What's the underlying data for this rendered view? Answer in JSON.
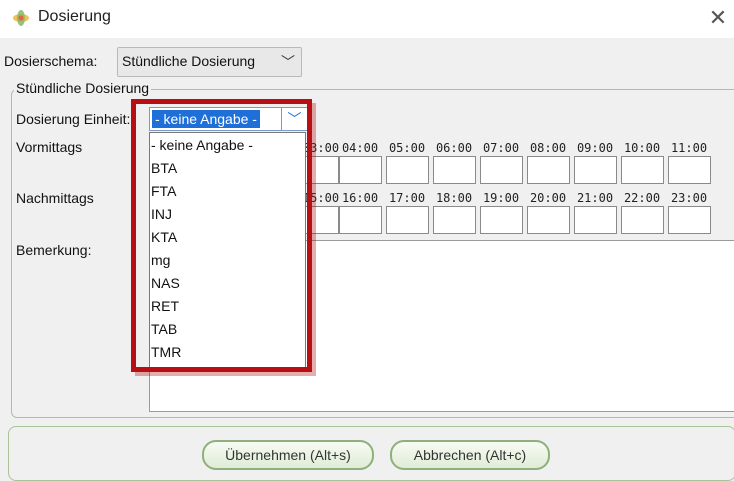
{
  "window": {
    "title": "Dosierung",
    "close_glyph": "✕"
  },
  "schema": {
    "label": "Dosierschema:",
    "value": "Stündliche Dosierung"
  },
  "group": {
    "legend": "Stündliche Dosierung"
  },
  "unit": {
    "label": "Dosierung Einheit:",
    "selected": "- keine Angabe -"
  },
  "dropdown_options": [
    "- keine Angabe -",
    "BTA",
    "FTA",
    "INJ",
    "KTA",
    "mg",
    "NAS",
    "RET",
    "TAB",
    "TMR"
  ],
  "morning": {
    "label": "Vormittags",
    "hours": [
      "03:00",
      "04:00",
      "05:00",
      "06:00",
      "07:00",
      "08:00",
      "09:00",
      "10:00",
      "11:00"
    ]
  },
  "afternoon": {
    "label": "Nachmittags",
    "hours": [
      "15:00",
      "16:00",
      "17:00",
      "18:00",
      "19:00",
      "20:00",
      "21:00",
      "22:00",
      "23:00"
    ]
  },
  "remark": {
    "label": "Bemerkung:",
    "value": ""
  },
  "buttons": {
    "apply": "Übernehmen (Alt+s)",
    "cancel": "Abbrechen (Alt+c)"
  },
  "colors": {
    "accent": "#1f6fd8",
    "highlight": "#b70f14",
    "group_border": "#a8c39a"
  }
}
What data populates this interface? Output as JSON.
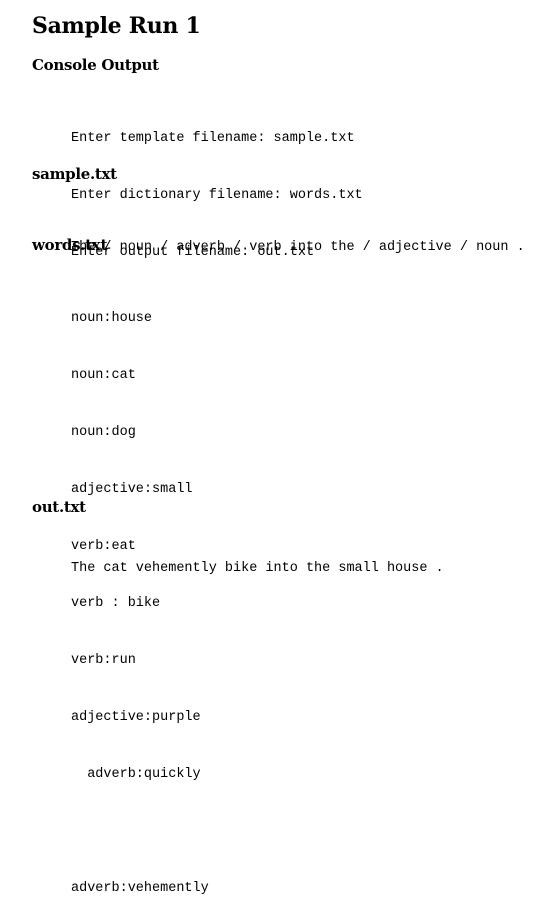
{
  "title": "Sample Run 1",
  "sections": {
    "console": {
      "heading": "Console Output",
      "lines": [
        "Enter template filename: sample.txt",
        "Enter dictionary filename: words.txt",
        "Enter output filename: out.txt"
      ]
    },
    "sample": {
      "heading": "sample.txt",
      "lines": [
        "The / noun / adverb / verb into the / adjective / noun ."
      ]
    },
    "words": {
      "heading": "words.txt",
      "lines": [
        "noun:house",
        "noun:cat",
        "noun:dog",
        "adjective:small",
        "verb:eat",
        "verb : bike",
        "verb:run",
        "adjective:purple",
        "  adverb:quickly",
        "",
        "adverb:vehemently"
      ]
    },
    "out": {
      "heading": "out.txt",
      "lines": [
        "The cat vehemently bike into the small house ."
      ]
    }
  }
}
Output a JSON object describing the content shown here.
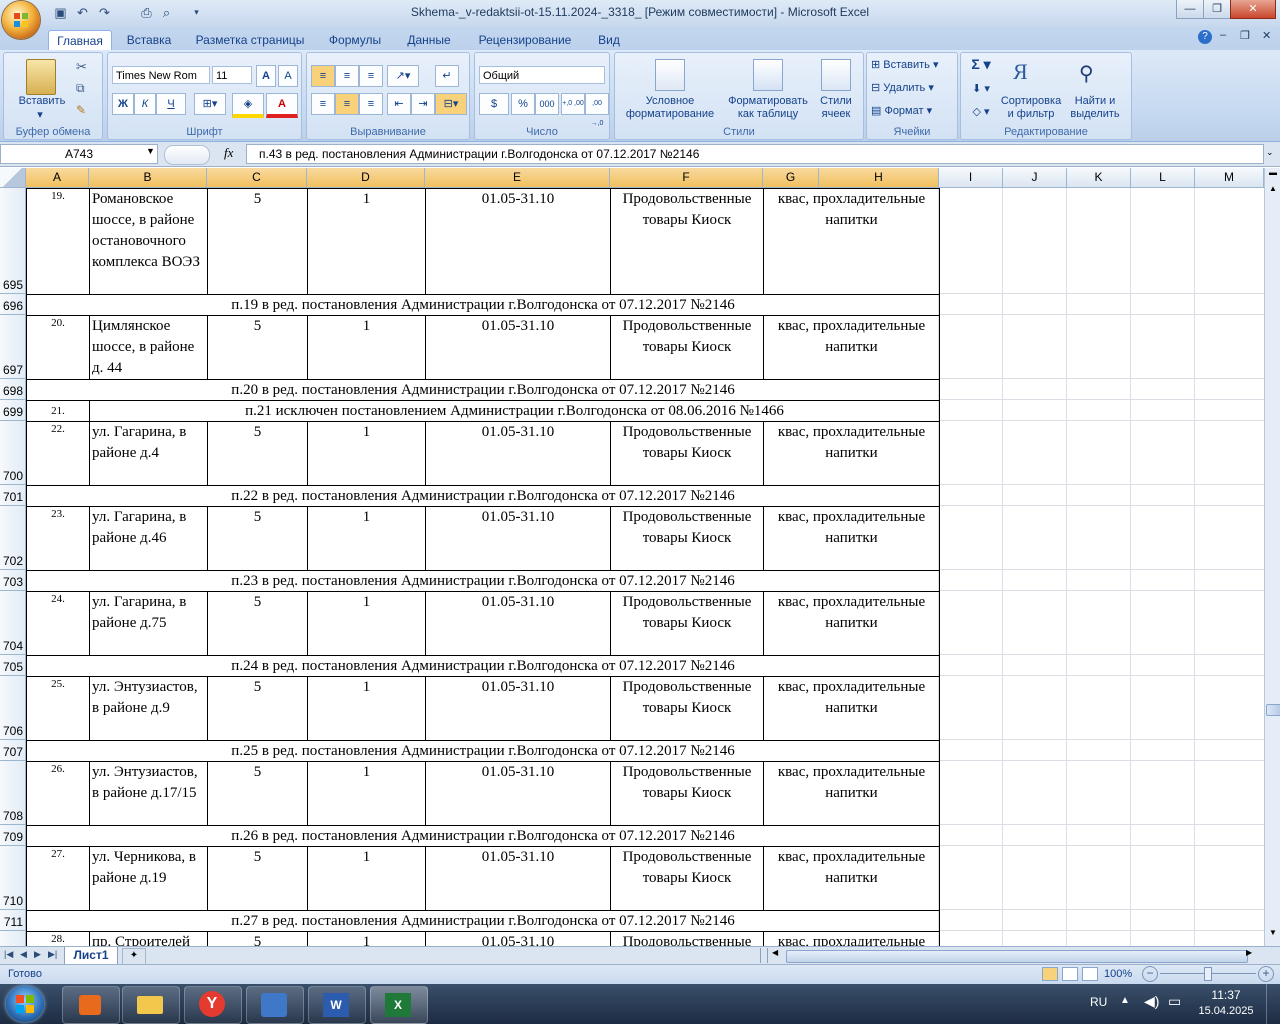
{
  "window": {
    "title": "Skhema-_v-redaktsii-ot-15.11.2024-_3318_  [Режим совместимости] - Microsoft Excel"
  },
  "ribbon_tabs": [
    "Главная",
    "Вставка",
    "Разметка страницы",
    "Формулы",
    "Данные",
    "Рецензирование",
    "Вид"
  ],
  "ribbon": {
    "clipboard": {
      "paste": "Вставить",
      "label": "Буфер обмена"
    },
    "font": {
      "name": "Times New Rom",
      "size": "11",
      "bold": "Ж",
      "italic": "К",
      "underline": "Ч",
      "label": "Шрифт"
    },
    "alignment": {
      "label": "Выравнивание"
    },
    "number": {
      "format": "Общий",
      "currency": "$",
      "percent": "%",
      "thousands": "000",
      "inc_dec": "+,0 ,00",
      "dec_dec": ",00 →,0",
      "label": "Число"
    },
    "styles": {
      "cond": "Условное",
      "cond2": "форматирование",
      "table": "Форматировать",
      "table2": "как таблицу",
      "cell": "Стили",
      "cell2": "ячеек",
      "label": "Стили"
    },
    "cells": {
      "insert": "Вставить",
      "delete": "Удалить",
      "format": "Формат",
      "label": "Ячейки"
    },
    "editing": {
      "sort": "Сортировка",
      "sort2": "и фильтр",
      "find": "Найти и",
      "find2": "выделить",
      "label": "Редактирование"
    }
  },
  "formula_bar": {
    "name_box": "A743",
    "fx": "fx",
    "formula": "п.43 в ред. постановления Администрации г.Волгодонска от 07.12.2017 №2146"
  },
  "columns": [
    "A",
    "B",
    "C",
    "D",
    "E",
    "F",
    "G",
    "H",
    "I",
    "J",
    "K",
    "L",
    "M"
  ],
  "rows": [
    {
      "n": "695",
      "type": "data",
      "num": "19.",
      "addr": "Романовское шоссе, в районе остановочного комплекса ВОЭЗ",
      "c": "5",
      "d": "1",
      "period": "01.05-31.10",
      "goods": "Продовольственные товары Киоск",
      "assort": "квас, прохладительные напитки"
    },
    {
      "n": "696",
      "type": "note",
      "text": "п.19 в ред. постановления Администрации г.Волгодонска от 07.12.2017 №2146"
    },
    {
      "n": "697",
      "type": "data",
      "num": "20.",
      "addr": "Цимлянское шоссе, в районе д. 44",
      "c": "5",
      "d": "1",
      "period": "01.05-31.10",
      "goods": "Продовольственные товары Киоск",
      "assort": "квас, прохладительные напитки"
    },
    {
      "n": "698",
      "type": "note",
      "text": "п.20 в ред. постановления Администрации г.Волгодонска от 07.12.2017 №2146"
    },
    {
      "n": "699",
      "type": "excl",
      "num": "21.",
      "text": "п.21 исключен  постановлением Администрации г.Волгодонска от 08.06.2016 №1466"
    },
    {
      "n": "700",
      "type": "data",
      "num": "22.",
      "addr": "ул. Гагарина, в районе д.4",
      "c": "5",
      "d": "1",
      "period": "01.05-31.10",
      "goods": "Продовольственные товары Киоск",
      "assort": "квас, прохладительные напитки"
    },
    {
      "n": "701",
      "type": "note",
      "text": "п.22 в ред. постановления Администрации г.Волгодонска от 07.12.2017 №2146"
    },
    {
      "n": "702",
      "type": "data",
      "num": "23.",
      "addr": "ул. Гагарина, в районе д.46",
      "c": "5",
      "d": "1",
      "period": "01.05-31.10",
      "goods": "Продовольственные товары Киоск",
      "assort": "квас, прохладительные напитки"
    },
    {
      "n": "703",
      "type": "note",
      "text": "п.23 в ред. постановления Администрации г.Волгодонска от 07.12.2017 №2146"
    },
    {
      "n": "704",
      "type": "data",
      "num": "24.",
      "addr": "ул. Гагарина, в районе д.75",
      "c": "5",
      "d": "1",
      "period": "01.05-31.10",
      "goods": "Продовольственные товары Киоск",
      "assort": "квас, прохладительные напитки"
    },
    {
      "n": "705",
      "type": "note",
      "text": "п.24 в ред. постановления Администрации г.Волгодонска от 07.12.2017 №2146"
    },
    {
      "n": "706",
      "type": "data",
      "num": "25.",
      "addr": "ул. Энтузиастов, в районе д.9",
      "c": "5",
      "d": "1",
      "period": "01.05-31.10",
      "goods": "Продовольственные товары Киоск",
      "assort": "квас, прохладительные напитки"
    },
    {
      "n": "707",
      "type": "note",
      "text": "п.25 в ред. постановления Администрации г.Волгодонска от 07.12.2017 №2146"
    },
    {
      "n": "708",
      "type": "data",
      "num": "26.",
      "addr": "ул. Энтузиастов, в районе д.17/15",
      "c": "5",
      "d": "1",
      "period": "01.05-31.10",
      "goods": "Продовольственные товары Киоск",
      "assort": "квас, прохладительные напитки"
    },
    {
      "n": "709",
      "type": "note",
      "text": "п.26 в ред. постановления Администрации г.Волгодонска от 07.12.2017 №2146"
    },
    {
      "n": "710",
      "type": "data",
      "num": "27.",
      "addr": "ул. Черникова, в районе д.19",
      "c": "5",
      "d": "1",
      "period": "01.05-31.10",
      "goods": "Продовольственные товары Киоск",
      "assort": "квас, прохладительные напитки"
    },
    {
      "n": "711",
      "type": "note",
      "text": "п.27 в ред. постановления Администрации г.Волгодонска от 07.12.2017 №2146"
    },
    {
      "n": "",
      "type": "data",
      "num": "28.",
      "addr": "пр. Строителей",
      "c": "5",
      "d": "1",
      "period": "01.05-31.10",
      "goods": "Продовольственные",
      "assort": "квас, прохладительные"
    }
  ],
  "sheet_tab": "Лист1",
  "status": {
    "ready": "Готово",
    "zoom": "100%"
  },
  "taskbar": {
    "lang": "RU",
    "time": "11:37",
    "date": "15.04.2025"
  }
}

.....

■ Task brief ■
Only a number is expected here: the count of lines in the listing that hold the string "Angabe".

■ Result of this task ■
2